EXERCISE OBJECTIVE
For the data below, say how many lines contain "Plots". Only the number should be given.

**** DATASET EXCERPTS ****

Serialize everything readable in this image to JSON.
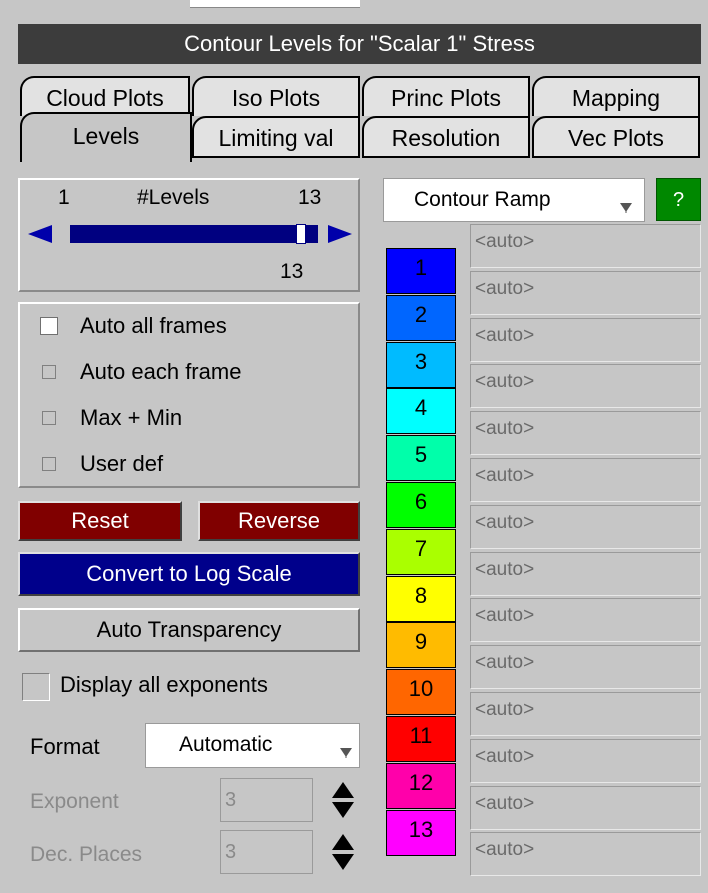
{
  "title": "Contour Levels for \"Scalar 1\" Stress",
  "tabs_row1": [
    "Cloud Plots",
    "Iso Plots",
    "Princ Plots",
    "Mapping"
  ],
  "tabs_row2": [
    "Levels",
    "Limiting val",
    "Resolution",
    "Vec Plots"
  ],
  "levels_slider": {
    "min": "1",
    "label": "#Levels",
    "max": "13",
    "value": "13",
    "fill_fraction": 1.0
  },
  "auto_options": [
    "Auto all frames",
    "Auto each frame",
    "Max + Min",
    "User def"
  ],
  "buttons": {
    "reset": "Reset",
    "reverse": "Reverse",
    "log_scale": "Convert to Log Scale",
    "transparency": "Auto Transparency"
  },
  "display_exponents": "Display all exponents",
  "format": {
    "label": "Format",
    "value": "Automatic"
  },
  "exponent": {
    "label": "Exponent",
    "value": "3"
  },
  "dec_places": {
    "label": "Dec. Places",
    "value": "3"
  },
  "contour_select": "Contour Ramp",
  "help": "?",
  "levels": [
    {
      "n": "1",
      "color": "#0000ff"
    },
    {
      "n": "2",
      "color": "#0066ff"
    },
    {
      "n": "3",
      "color": "#00bbff"
    },
    {
      "n": "4",
      "color": "#00ffff"
    },
    {
      "n": "5",
      "color": "#00ffaa"
    },
    {
      "n": "6",
      "color": "#00ff00"
    },
    {
      "n": "7",
      "color": "#aaff00"
    },
    {
      "n": "8",
      "color": "#ffff00"
    },
    {
      "n": "9",
      "color": "#ffbb00"
    },
    {
      "n": "10",
      "color": "#ff6600"
    },
    {
      "n": "11",
      "color": "#ff0000"
    },
    {
      "n": "12",
      "color": "#ff00aa"
    },
    {
      "n": "13",
      "color": "#ff00ff"
    }
  ],
  "auto_values": [
    "<auto>",
    "<auto>",
    "<auto>",
    "<auto>",
    "<auto>",
    "<auto>",
    "<auto>",
    "<auto>",
    "<auto>",
    "<auto>",
    "<auto>",
    "<auto>",
    "<auto>",
    "<auto>"
  ],
  "colors": {
    "reset": "#800000",
    "log_btn": "#00008b",
    "slider": "#000080",
    "help": "#008800"
  }
}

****

SOLUTION
4